Work request
Within these entries, which lines include the string "this"? Copy each one.

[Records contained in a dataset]

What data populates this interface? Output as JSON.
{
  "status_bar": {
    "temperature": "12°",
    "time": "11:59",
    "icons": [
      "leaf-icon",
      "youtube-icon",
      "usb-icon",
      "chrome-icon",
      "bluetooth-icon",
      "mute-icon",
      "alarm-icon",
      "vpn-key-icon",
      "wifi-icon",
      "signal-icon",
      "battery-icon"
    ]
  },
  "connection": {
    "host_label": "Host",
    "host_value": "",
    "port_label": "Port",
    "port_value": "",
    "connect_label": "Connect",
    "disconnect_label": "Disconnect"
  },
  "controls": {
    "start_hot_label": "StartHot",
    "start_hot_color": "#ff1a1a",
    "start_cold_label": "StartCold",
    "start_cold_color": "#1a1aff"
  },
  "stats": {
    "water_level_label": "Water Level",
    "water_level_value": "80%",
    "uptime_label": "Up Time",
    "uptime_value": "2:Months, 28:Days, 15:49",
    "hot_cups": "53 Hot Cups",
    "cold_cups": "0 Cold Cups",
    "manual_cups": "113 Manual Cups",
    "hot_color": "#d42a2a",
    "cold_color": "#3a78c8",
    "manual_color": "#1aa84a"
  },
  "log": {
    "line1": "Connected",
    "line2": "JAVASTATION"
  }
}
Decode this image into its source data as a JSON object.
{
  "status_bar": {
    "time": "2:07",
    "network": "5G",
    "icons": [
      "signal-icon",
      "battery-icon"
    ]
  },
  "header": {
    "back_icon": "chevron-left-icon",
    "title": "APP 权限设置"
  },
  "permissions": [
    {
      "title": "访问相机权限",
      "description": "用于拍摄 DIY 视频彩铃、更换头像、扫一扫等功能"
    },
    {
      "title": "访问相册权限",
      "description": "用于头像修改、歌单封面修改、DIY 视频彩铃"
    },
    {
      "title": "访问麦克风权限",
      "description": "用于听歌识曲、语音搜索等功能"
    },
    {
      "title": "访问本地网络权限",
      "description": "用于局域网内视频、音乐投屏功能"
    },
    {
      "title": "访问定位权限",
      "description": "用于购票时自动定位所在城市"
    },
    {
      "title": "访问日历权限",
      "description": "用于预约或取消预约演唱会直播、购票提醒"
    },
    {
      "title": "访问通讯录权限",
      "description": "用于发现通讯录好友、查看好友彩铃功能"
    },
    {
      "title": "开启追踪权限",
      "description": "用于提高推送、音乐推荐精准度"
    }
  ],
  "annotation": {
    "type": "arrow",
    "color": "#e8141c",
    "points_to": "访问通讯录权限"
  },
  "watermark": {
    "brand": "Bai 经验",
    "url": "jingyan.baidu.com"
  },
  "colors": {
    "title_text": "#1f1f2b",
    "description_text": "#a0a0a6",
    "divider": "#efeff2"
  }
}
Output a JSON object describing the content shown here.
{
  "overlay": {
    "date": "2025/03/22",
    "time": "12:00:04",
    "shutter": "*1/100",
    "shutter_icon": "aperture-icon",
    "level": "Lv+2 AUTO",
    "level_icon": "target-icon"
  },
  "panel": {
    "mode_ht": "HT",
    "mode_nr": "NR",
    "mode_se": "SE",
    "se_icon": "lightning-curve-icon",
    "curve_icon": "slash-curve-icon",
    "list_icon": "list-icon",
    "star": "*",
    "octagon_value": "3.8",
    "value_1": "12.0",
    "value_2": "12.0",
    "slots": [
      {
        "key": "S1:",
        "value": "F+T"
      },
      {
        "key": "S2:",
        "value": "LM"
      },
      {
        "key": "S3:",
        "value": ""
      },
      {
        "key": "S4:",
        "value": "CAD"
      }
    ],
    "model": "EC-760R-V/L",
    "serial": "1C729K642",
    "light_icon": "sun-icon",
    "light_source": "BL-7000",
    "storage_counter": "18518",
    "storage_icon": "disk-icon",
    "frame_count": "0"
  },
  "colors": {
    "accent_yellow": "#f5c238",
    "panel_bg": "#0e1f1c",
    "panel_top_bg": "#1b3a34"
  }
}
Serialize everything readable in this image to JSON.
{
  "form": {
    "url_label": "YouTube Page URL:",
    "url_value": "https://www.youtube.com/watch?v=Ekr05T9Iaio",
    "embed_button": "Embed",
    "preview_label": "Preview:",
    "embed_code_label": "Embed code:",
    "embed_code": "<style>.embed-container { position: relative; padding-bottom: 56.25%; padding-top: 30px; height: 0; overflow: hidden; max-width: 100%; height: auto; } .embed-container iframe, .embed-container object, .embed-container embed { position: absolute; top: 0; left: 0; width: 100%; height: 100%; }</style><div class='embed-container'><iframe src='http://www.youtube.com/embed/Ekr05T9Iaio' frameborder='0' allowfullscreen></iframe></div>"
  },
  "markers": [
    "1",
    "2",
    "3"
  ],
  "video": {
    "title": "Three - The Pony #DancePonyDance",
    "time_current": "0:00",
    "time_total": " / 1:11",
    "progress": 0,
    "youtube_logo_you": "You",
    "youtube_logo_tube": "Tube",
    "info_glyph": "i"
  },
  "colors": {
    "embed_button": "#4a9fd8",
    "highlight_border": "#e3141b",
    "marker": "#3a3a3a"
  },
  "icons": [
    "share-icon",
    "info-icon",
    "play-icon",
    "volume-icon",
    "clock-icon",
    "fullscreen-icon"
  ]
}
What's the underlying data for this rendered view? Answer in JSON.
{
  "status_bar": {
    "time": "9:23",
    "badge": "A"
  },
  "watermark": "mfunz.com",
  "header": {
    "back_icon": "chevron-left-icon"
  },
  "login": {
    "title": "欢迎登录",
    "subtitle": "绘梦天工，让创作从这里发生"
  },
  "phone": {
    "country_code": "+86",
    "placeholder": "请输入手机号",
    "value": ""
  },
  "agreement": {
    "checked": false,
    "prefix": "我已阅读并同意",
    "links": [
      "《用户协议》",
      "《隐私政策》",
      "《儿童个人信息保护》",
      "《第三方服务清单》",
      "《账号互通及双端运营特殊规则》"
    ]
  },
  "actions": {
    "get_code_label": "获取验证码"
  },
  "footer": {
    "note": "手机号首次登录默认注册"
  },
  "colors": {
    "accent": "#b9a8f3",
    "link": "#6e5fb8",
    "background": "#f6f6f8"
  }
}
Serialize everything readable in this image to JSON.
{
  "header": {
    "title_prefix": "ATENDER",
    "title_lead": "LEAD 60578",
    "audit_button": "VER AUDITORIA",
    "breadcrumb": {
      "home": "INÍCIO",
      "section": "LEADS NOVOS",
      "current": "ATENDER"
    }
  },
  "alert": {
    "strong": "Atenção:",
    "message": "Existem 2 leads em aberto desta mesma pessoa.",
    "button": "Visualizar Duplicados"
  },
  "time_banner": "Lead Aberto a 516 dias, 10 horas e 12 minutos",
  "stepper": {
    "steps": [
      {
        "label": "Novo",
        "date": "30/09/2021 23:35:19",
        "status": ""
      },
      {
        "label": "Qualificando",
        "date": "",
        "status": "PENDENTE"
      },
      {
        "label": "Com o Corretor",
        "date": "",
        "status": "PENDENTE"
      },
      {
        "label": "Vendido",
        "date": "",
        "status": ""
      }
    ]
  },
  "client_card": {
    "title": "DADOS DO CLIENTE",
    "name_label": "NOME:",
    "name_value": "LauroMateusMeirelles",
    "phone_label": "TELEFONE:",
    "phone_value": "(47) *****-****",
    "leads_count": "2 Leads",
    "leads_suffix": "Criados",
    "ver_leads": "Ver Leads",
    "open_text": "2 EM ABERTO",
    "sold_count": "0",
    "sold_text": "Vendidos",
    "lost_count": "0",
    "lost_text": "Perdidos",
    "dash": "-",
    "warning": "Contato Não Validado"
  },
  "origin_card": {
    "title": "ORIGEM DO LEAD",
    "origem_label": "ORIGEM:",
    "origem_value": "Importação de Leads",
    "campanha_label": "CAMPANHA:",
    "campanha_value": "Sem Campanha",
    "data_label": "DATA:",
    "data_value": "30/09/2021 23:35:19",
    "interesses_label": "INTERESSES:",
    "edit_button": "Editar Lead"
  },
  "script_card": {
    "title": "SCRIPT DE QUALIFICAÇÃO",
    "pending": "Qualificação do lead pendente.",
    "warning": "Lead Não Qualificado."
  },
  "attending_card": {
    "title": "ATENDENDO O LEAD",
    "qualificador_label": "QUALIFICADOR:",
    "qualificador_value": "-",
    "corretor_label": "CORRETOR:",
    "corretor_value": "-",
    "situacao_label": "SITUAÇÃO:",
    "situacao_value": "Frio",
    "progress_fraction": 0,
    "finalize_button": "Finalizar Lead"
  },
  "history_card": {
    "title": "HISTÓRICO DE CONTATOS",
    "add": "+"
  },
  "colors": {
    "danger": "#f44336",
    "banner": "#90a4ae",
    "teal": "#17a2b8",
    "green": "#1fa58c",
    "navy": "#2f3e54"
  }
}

Solution
What data populates this interface? Output as JSON.
Decode this image into its source data as a JSON object.
Serialize everything readable in this image to JSON.
What's the underlying data for this rendered view? Answer in JSON.
Serialize everything readable in this image to JSON.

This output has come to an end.